• Your task:
Search the material for "label" and show all lines that contain it.

• Material shown:
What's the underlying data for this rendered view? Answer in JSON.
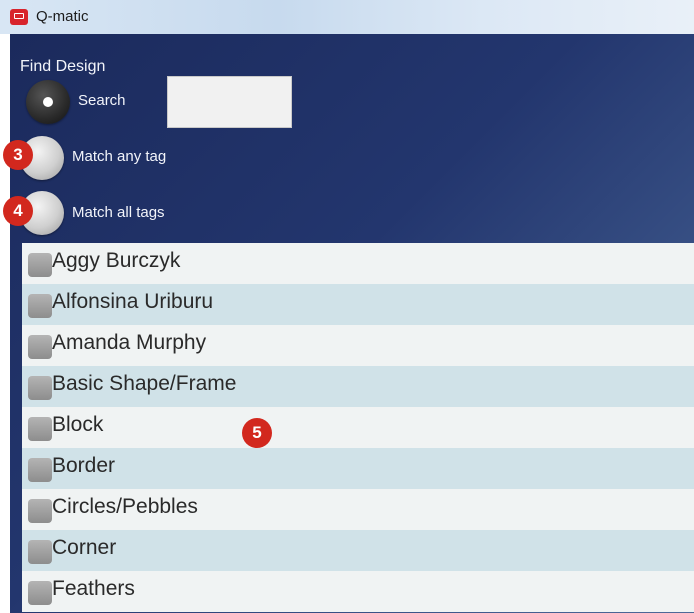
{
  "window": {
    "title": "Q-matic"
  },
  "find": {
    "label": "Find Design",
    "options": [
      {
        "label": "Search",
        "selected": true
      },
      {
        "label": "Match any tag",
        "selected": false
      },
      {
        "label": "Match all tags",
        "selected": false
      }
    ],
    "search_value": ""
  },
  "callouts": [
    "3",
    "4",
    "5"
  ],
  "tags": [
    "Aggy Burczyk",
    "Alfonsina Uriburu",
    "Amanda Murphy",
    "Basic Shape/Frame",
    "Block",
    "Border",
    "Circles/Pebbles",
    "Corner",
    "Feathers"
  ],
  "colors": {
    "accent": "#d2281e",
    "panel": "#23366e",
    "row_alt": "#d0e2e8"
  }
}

• Written answer:
    "label": "Find Design",
        "label": "Search",
        "label": "Match any tag",
        "label": "Match all tags",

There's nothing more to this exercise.